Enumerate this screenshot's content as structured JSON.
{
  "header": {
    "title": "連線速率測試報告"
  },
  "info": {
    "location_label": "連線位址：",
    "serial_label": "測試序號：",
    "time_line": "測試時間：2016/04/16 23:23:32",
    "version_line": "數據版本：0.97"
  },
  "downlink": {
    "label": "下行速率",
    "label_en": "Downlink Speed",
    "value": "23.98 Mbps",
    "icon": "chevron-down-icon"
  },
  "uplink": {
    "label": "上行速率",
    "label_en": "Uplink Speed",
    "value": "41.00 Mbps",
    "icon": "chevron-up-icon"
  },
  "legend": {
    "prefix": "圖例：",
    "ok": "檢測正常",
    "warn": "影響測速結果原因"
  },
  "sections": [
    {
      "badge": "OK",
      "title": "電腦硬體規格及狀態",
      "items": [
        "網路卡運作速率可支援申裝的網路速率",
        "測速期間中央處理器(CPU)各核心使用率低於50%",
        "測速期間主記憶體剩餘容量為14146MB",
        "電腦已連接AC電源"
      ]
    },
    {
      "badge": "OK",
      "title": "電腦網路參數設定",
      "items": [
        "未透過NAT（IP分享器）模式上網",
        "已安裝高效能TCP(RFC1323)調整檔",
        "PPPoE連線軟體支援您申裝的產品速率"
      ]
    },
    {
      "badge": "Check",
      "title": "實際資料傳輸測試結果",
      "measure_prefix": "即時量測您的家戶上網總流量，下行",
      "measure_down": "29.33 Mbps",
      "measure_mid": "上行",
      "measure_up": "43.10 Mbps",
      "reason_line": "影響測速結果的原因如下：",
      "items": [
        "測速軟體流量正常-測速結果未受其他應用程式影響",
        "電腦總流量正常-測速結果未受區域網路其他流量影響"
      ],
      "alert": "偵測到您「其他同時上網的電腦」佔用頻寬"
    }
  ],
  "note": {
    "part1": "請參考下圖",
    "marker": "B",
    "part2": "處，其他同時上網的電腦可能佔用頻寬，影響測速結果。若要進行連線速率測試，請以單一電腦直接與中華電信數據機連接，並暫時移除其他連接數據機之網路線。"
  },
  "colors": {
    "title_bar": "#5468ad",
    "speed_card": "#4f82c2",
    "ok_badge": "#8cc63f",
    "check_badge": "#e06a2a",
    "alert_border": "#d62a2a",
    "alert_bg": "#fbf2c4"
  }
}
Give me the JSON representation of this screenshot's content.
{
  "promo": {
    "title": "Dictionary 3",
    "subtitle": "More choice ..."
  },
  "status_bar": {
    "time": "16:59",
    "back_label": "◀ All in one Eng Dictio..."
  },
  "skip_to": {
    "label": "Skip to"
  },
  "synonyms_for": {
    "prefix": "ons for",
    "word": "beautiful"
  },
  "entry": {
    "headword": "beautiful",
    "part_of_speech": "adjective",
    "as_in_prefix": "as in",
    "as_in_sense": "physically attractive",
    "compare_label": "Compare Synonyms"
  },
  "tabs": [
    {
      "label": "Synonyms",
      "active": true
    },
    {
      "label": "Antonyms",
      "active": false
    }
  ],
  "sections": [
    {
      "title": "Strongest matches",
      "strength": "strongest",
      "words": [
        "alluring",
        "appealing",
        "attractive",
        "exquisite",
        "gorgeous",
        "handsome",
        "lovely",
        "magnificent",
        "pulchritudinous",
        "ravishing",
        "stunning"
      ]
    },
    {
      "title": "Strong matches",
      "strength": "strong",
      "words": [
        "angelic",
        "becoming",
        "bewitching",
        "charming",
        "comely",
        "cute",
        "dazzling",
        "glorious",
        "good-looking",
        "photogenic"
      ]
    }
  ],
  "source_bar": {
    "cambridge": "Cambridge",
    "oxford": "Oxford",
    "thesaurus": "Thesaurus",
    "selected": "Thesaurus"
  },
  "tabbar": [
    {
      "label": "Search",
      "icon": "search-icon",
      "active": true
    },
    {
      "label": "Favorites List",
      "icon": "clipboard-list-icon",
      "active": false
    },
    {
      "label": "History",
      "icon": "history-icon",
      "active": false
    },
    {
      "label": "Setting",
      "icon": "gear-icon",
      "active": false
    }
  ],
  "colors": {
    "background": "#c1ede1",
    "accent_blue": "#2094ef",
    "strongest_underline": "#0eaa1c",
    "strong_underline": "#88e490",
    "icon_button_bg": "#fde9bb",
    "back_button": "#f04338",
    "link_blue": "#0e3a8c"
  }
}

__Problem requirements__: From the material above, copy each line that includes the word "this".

__Reply__:
Enumerate this screenshot's content as structured JSON.
Give me the JSON representation of this screenshot's content.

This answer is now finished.